“I just thought it was a really good day for their guys … but, I think, all in all, when he throws for 120 yards and he’s 50 percent, then that’s not a good day for him,” coach Pete Carroll said. “And he’s better than that.”
The Seahawks used advantageous field position on an exchange of punts early in the fourth quarter to get Steven Hauschka’s third field goal of the game, from 48 yards. That put Seattle ahead, 23-20, with 8:21 left.
But on third-and-20 following a Dallas holding penalty, quarterback Tony Romo and wide receiver Terrance Williams made the play of the game. Romo twice escaped Seahawks rush end Bruce Irvin, the second time as the prone Irvin swiped at Romo’s ankle. Then Romo fired a strike that Williams caught while getting the toes of both feet inside the right sideline boundary. That gave Dallas a first down at the Seattle 47 with 4:45 left.
Murray then broke free up the middle for 25 yards. After a timeout, Murray ran 15 yards to put the Cowboys ahead, 27-23, with 3:16 remaining.
CenturyLink Field was stunned. But the Seahawks had what Carroll always wants: the ball in Wilson’s hands with the game on the line.
On third-and-6 from the Seattle 23 with 2:44 left, Wilson threw wide by a good five yards to covered tight end Luke Willson in the right flat. The Seahawks burned their last timeout and had to go for it on fourth-and-6. Wilson threw to Kearse on a deep out route, but the ball sailed about eight yards short and wide of him and skidded into the shocked Seahawks standing along the sideline.

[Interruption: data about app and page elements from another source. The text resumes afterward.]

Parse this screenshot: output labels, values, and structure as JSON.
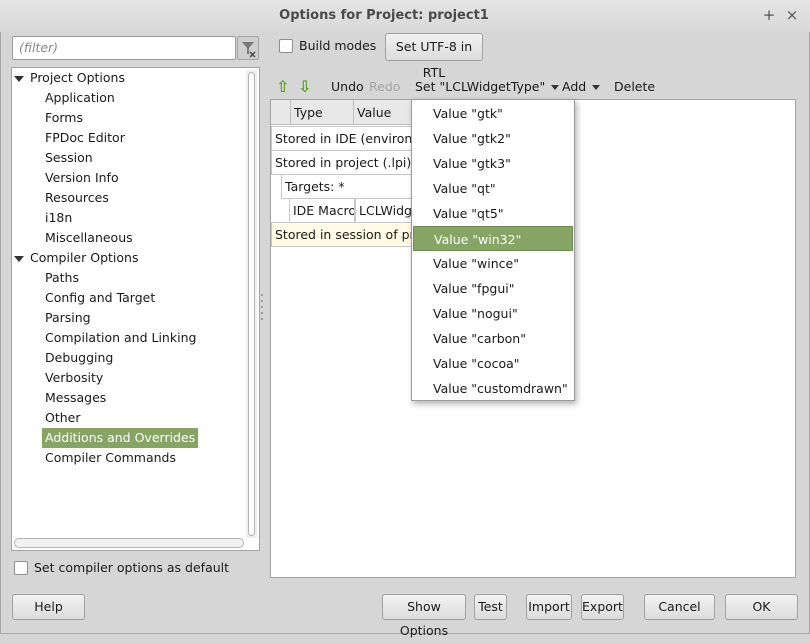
{
  "window": {
    "title": "Options for Project: project1",
    "buttons": [
      "+",
      "×"
    ]
  },
  "filter": {
    "placeholder": "(filter)"
  },
  "tree": {
    "items": [
      {
        "label": "Project Options",
        "level": 0,
        "expanded": true
      },
      {
        "label": "Application",
        "level": 1
      },
      {
        "label": "Forms",
        "level": 1
      },
      {
        "label": "FPDoc Editor",
        "level": 1
      },
      {
        "label": "Session",
        "level": 1
      },
      {
        "label": "Version Info",
        "level": 1
      },
      {
        "label": "Resources",
        "level": 1
      },
      {
        "label": "i18n",
        "level": 1
      },
      {
        "label": "Miscellaneous",
        "level": 1
      },
      {
        "label": "Compiler Options",
        "level": 0,
        "expanded": true
      },
      {
        "label": "Paths",
        "level": 1
      },
      {
        "label": "Config and Target",
        "level": 1
      },
      {
        "label": "Parsing",
        "level": 1
      },
      {
        "label": "Compilation and Linking",
        "level": 1
      },
      {
        "label": "Debugging",
        "level": 1
      },
      {
        "label": "Verbosity",
        "level": 1
      },
      {
        "label": "Messages",
        "level": 1
      },
      {
        "label": "Other",
        "level": 1
      },
      {
        "label": "Additions and Overrides",
        "level": 1,
        "selected": true
      },
      {
        "label": "Compiler Commands",
        "level": 1
      }
    ]
  },
  "top": {
    "build_modes_label": "Build modes",
    "set_utf8_label": "Set UTF-8 in RTL"
  },
  "toolbar": {
    "undo": "Undo",
    "redo": "Redo",
    "set_label": "Set \"LCLWidgetType\"",
    "add": "Add",
    "delete": "Delete"
  },
  "grid": {
    "headers": [
      "Type",
      "Value"
    ],
    "rows": {
      "ide": "Stored in IDE (environment",
      "project": "Stored in project (.lpi)",
      "targets": "Targets: *",
      "macro_type": "IDE Macro",
      "macro_value": "LCLWidgetType",
      "session": "Stored in session of project"
    }
  },
  "menu": {
    "items": [
      "Value \"gtk\"",
      "Value \"gtk2\"",
      "Value \"gtk3\"",
      "Value \"qt\"",
      "Value \"qt5\"",
      "Value \"win32\"",
      "Value \"wince\"",
      "Value \"fpgui\"",
      "Value \"nogui\"",
      "Value \"carbon\"",
      "Value \"cocoa\"",
      "Value \"customdrawn\""
    ],
    "active_index": 5
  },
  "bottom": {
    "set_default_label": "Set compiler options as default",
    "help": "Help",
    "show_options": "Show Options",
    "test": "Test",
    "import": "Import",
    "export": "Export",
    "cancel": "Cancel",
    "ok": "OK"
  },
  "colors": {
    "selection": "#86a565",
    "arrow": "#5aa02c"
  }
}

Such was the deflating, defeating effect of Dallas using its road-grading offensive line — stocked with three No. 1 draft choices — to control the game. The Cowboys scored 17 unanswered points in the first half while converting eight of their first 10 third downs.
Seattle is back to one game behind first-place Arizona (5-1), which beat Washington. The Seahawks play at NFC West-rival St. Louis (1-3) next Sunday.
Oh, yes, they have plenty to chew on until then.
“We got beat, straight up. We will fix it,” Seahawks All-Pro safety Earl Thomas said. “I take full ownership of just not stopping it.
“But we’ll fix it.”